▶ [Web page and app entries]
· · · · ·
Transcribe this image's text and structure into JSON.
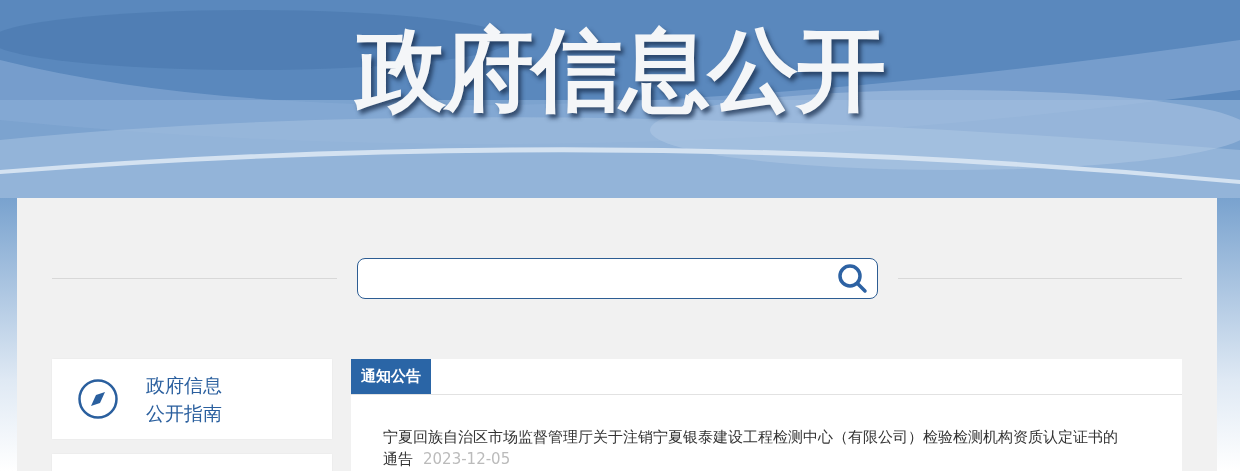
{
  "banner": {
    "title": "政府信息公开"
  },
  "sidebar": {
    "items": [
      {
        "kind": "compass",
        "label": [
          "政府信息",
          "公开指南"
        ]
      },
      {
        "kind": "blank"
      }
    ]
  },
  "notice": {
    "tabs": [
      {
        "label": "通知公告",
        "selected": true
      }
    ],
    "items": [
      {
        "title": "宁夏回族自治区市场监督管理厅关于注销宁夏银泰建设工程检测中心（有限公司）检验检测机构资质认定证书的通告",
        "date": "2023-12-05"
      }
    ]
  }
}
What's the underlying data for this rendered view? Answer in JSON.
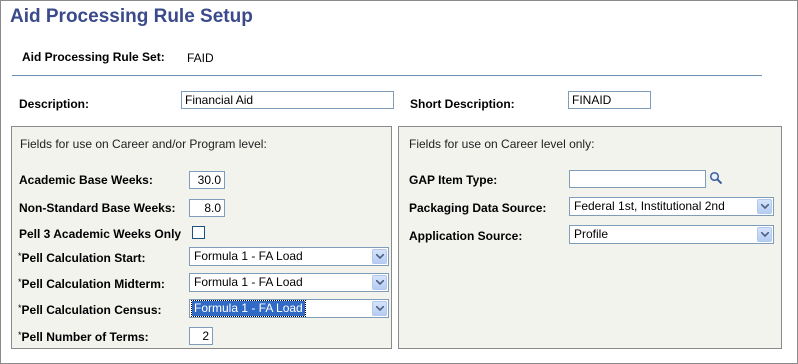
{
  "page": {
    "title": "Aid Processing Rule Setup"
  },
  "header": {
    "rule_set_label": "Aid Processing Rule Set:",
    "rule_set_value": "FAID",
    "description_label": "Description:",
    "description_value": "Financial Aid",
    "short_description_label": "Short Description:",
    "short_description_value": "FINAID"
  },
  "left_group": {
    "title": "Fields for use on Career and/or Program level:",
    "academic_base_weeks_label": "Academic Base Weeks:",
    "academic_base_weeks_value": "30.0",
    "non_standard_base_weeks_label": "Non-Standard Base Weeks:",
    "non_standard_base_weeks_value": "8.0",
    "pell3_label": "Pell 3 Academic Weeks Only",
    "pell3_checked": false,
    "required_marker": "*",
    "pell_start_label": "Pell Calculation Start:",
    "pell_start_value": "Formula 1 - FA Load",
    "pell_midterm_label": "Pell Calculation Midterm:",
    "pell_midterm_value": "Formula 1 - FA Load",
    "pell_census_label": "Pell Calculation Census:",
    "pell_census_value": "Formula 1 - FA Load",
    "pell_terms_label": "Pell Number of Terms:",
    "pell_terms_value": "2"
  },
  "right_group": {
    "title": "Fields for use on Career level only:",
    "gap_item_type_label": "GAP Item Type:",
    "gap_item_type_value": "",
    "packaging_source_label": "Packaging Data Source:",
    "packaging_source_value": "Federal 1st, Institutional 2nd",
    "application_source_label": "Application Source:",
    "application_source_value": "Profile"
  },
  "icons": {
    "lookup": "search-icon",
    "dropdown": "chevron-down-icon"
  },
  "colors": {
    "title": "#3a4a8a",
    "group_bg": "#f1f3ec",
    "selection": "#316ac5"
  }
}
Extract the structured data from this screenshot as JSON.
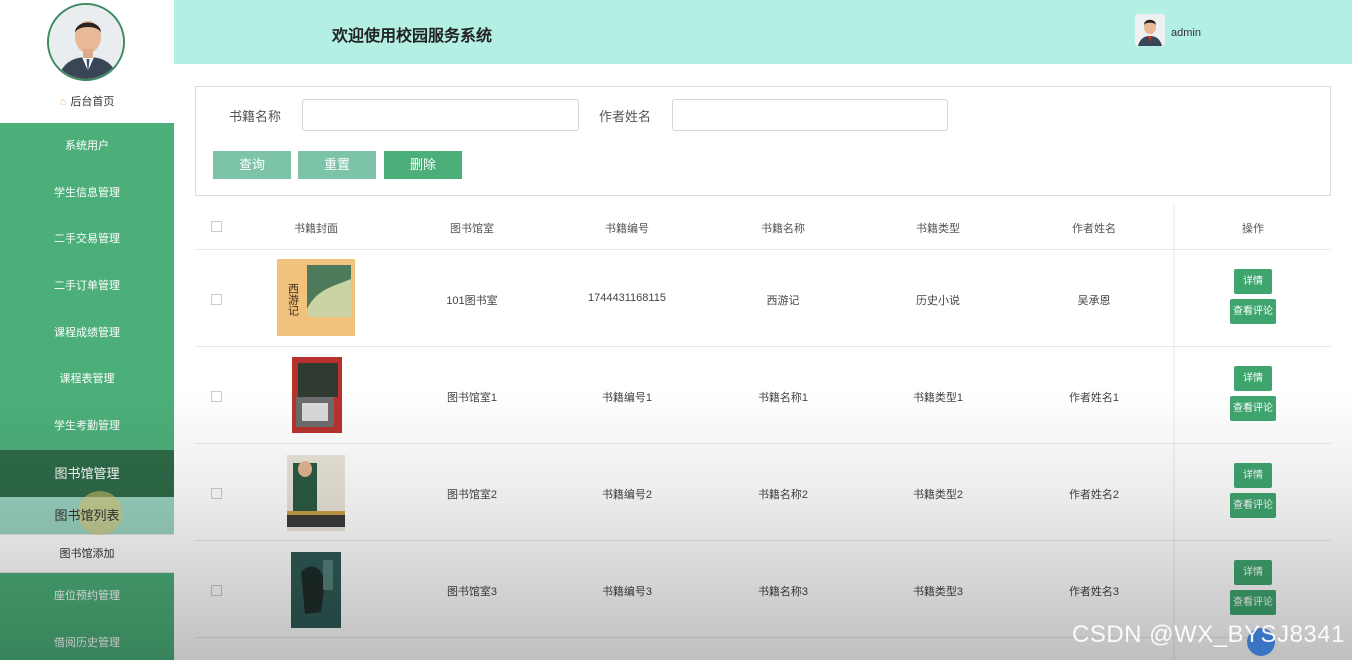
{
  "header": {
    "title": "欢迎使用校园服务系统",
    "username": "admin"
  },
  "sidebar": {
    "home_label": "后台首页",
    "items": [
      {
        "label": "系统用户"
      },
      {
        "label": "学生信息管理"
      },
      {
        "label": "二手交易管理"
      },
      {
        "label": "二手订单管理"
      },
      {
        "label": "课程成绩管理"
      },
      {
        "label": "课程表管理"
      },
      {
        "label": "学生考勤管理"
      },
      {
        "label": "图书馆管理"
      },
      {
        "label": "座位预约管理"
      },
      {
        "label": "借阅历史管理"
      }
    ],
    "sub_items": [
      {
        "label": "图书馆列表"
      },
      {
        "label": "图书馆添加"
      }
    ]
  },
  "search": {
    "book_name_label": "书籍名称",
    "book_name_value": "",
    "author_label": "作者姓名",
    "author_value": "",
    "query_label": "查询",
    "reset_label": "重置",
    "delete_label": "删除"
  },
  "table": {
    "headers": [
      "书籍封面",
      "图书馆室",
      "书籍编号",
      "书籍名称",
      "书籍类型",
      "作者姓名",
      "操作"
    ],
    "rows": [
      {
        "room": "101图书室",
        "code": "1744431168115",
        "name": "西游记",
        "type": "历史小说",
        "author": "吴承恩",
        "cover_title": "西游记"
      },
      {
        "room": "图书馆室1",
        "code": "书籍编号1",
        "name": "书籍名称1",
        "type": "书籍类型1",
        "author": "作者姓名1"
      },
      {
        "room": "图书馆室2",
        "code": "书籍编号2",
        "name": "书籍名称2",
        "type": "书籍类型2",
        "author": "作者姓名2"
      },
      {
        "room": "图书馆室3",
        "code": "书籍编号3",
        "name": "书籍名称3",
        "type": "书籍类型3",
        "author": "作者姓名3"
      }
    ],
    "detail_label": "详情",
    "comment_label": "查看评论"
  },
  "watermark": "CSDN @WX_BYSJ8341",
  "colors": {
    "sidebar": "#4caf7a",
    "sidebar_active": "#2e6b48",
    "header": "#b3efe3",
    "button": "#3fa56f"
  }
}
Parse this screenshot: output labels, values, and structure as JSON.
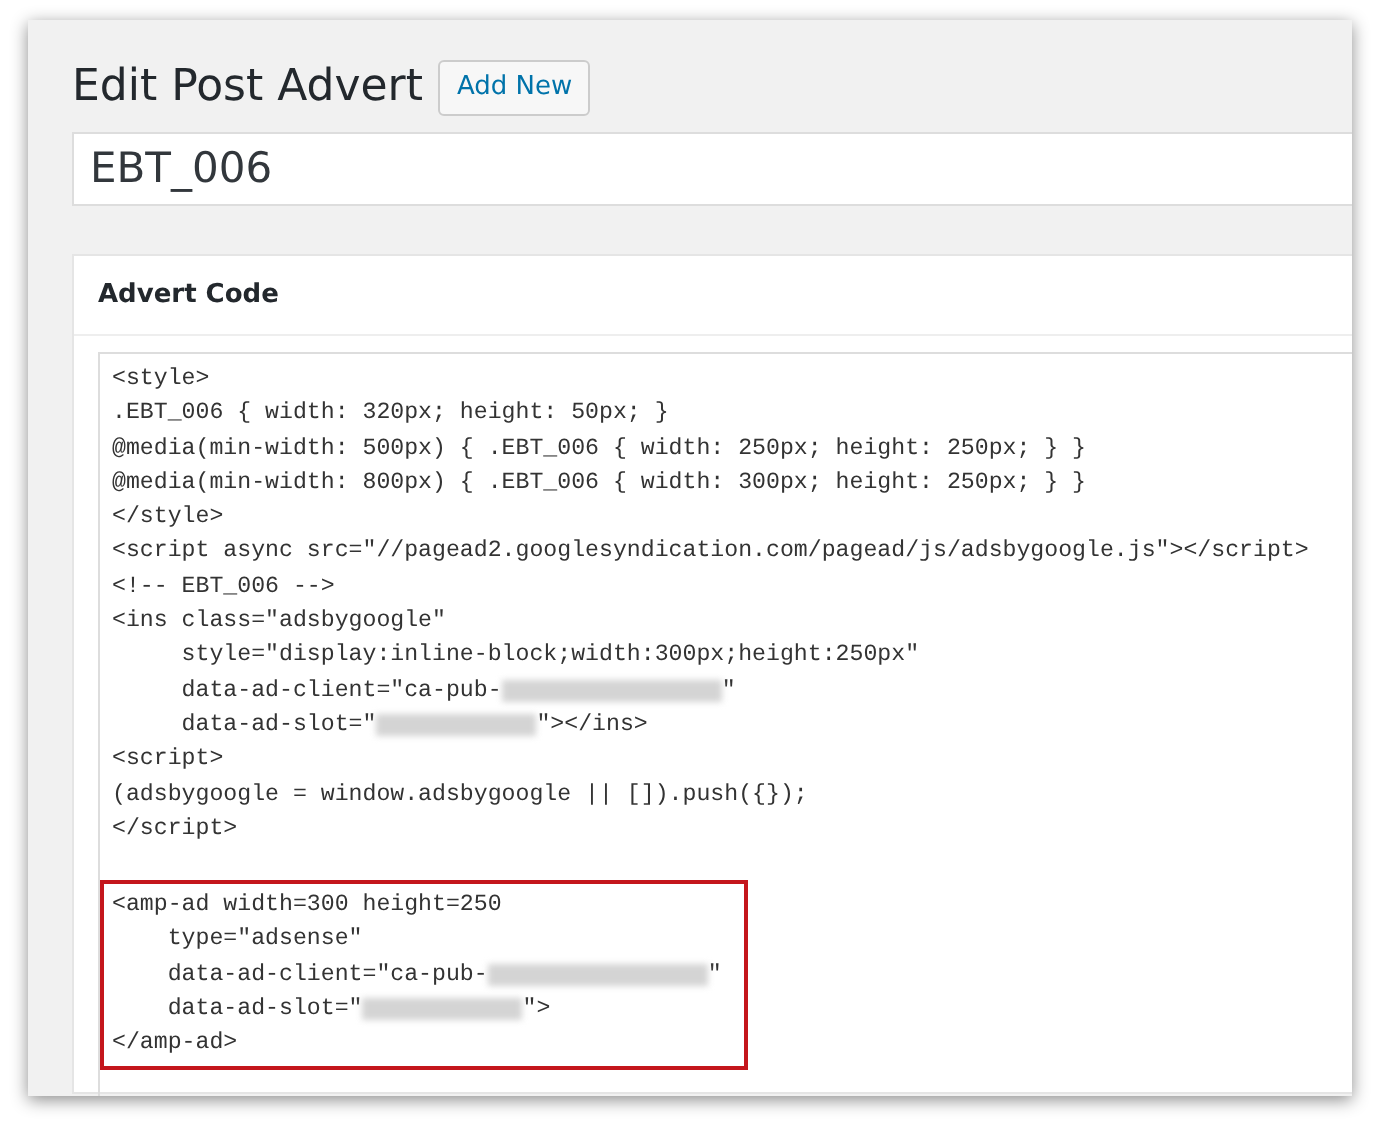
{
  "page": {
    "title": "Edit Post Advert",
    "add_new_button": "Add New"
  },
  "title_field": {
    "value": "EBT_006"
  },
  "advert_code": {
    "heading": "Advert Code",
    "blocks": [
      {
        "lines": [
          [
            {
              "kind": "text",
              "text": "<style>"
            }
          ],
          [
            {
              "kind": "text",
              "text": ".EBT_006 { width: 320px; height: 50px; }"
            }
          ],
          [
            {
              "kind": "text",
              "text": "@media(min-width: 500px) { .EBT_006 { width: 250px; height: 250px; } }"
            }
          ],
          [
            {
              "kind": "text",
              "text": "@media(min-width: 800px) { .EBT_006 { width: 300px; height: 250px; } }"
            }
          ],
          [
            {
              "kind": "text",
              "text": "</style>"
            }
          ],
          [
            {
              "kind": "text",
              "text": "<script async src=\"//pagead2.googlesyndication.com/pagead/js/adsbygoogle.js\"></script>"
            }
          ],
          [
            {
              "kind": "text",
              "text": "<!-- EBT_006 -->"
            }
          ],
          [
            {
              "kind": "text",
              "text": "<ins class=\"adsbygoogle\""
            }
          ],
          [
            {
              "kind": "text",
              "text": "     style=\"display:inline-block;width:300px;height:250px\""
            }
          ],
          [
            {
              "kind": "text",
              "text": "     data-ad-client=\"ca-pub-"
            },
            {
              "kind": "redacted_client"
            },
            {
              "kind": "text",
              "text": "\""
            }
          ],
          [
            {
              "kind": "text",
              "text": "     data-ad-slot=\""
            },
            {
              "kind": "redacted_slot"
            },
            {
              "kind": "text",
              "text": "\"></ins>"
            }
          ],
          [
            {
              "kind": "text",
              "text": "<script>"
            }
          ],
          [
            {
              "kind": "text",
              "text": "(adsbygoogle = window.adsbygoogle || []).push({});"
            }
          ],
          [
            {
              "kind": "text",
              "text": "</script>"
            }
          ]
        ]
      },
      {
        "highlighted": true,
        "lines": [
          [
            {
              "kind": "text",
              "text": "<amp-ad width=300 height=250"
            }
          ],
          [
            {
              "kind": "text",
              "text": "    type=\"adsense\""
            }
          ],
          [
            {
              "kind": "text",
              "text": "    data-ad-client=\"ca-pub-"
            },
            {
              "kind": "redacted_client"
            },
            {
              "kind": "text",
              "text": "\""
            }
          ],
          [
            {
              "kind": "text",
              "text": "    data-ad-slot=\""
            },
            {
              "kind": "redacted_slot"
            },
            {
              "kind": "text",
              "text": "\">"
            }
          ],
          [
            {
              "kind": "text",
              "text": "</amp-ad>"
            }
          ]
        ]
      }
    ]
  }
}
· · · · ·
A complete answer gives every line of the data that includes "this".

▶ [Completed task]
Transcribe this image's text and structure into JSON.
What's the underlying data for this rendered view? Answer in JSON.
Extract the structured data from this screenshot as JSON.
Parse this screenshot: output labels, values, and structure as JSON.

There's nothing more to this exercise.